TASK GOAL = From start to finish, set down the entries below exactly, leaving out the pictures.

MATERIAL FOR THE TASK =

####

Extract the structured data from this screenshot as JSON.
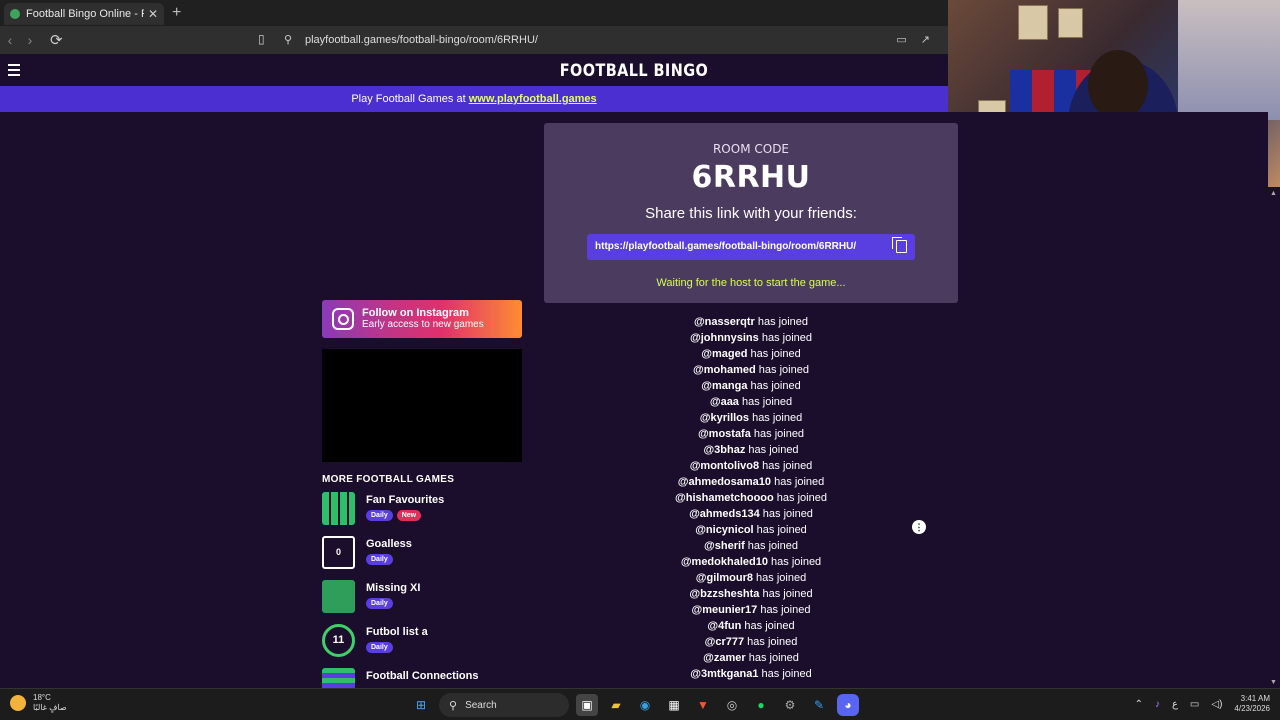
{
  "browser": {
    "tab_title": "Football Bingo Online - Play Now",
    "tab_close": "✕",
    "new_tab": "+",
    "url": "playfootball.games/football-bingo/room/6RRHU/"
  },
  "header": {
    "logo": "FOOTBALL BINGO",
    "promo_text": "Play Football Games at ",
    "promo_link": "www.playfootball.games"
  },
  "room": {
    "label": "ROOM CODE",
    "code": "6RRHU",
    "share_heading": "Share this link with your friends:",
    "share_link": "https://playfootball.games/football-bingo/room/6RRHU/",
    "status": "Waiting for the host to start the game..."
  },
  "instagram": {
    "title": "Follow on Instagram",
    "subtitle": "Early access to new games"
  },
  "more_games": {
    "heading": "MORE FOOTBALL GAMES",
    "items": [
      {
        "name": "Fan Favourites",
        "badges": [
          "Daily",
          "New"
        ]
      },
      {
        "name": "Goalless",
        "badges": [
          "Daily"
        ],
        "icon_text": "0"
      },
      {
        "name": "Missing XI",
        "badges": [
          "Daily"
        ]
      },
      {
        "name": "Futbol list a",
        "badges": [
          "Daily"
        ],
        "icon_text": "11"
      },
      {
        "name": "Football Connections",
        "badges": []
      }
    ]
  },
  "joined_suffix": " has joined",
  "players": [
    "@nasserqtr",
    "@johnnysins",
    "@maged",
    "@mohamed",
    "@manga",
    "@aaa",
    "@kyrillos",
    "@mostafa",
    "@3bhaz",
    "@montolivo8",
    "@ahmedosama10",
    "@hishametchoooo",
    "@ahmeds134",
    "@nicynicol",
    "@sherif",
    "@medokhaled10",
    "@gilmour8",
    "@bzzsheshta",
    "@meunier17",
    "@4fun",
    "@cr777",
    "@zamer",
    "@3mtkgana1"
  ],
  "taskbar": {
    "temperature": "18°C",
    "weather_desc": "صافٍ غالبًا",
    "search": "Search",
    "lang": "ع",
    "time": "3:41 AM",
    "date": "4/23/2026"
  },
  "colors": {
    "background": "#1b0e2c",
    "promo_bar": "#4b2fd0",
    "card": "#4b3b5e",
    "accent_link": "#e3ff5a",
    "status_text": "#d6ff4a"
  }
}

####

EXERCISE ANSWER =
Extract the structured data from this screenshot as JSON.
{
  "browser": {
    "tab_title": "Football Bingo Online - Play Now",
    "tab_close": "✕",
    "new_tab": "+",
    "url": "playfootball.games/football-bingo/room/6RRHU/"
  },
  "header": {
    "logo": "FOOTBALL BINGO",
    "promo_text": "Play Football Games at ",
    "promo_link": "www.playfootball.games"
  },
  "room": {
    "label": "ROOM CODE",
    "code": "6RRHU",
    "share_heading": "Share this link with your friends:",
    "share_link": "https://playfootball.games/football-bingo/room/6RRHU/",
    "status": "Waiting for the host to start the game..."
  },
  "instagram": {
    "title": "Follow on Instagram",
    "subtitle": "Early access to new games"
  },
  "more_games": {
    "heading": "MORE FOOTBALL GAMES",
    "items": [
      {
        "name": "Fan Favourites",
        "badges": [
          "Daily",
          "New"
        ]
      },
      {
        "name": "Goalless",
        "badges": [
          "Daily"
        ],
        "icon_text": "0"
      },
      {
        "name": "Missing XI",
        "badges": [
          "Daily"
        ]
      },
      {
        "name": "Futbol list a",
        "badges": [
          "Daily"
        ],
        "icon_text": "11"
      },
      {
        "name": "Football Connections",
        "badges": []
      }
    ]
  },
  "joined_suffix": " has joined",
  "players": [
    "@nasserqtr",
    "@johnnysins",
    "@maged",
    "@mohamed",
    "@manga",
    "@aaa",
    "@kyrillos",
    "@mostafa",
    "@3bhaz",
    "@montolivo8",
    "@ahmedosama10",
    "@hishametchoooo",
    "@ahmeds134",
    "@nicynicol",
    "@sherif",
    "@medokhaled10",
    "@gilmour8",
    "@bzzsheshta",
    "@meunier17",
    "@4fun",
    "@cr777",
    "@zamer",
    "@3mtkgana1"
  ],
  "taskbar": {
    "temperature": "18°C",
    "weather_desc": "صافٍ غالبًا",
    "search": "Search",
    "lang": "ع",
    "time": "3:41 AM",
    "date": "4/23/2026"
  },
  "colors": {
    "background": "#1b0e2c",
    "promo_bar": "#4b2fd0",
    "card": "#4b3b5e",
    "accent_link": "#e3ff5a",
    "status_text": "#d6ff4a"
  }
}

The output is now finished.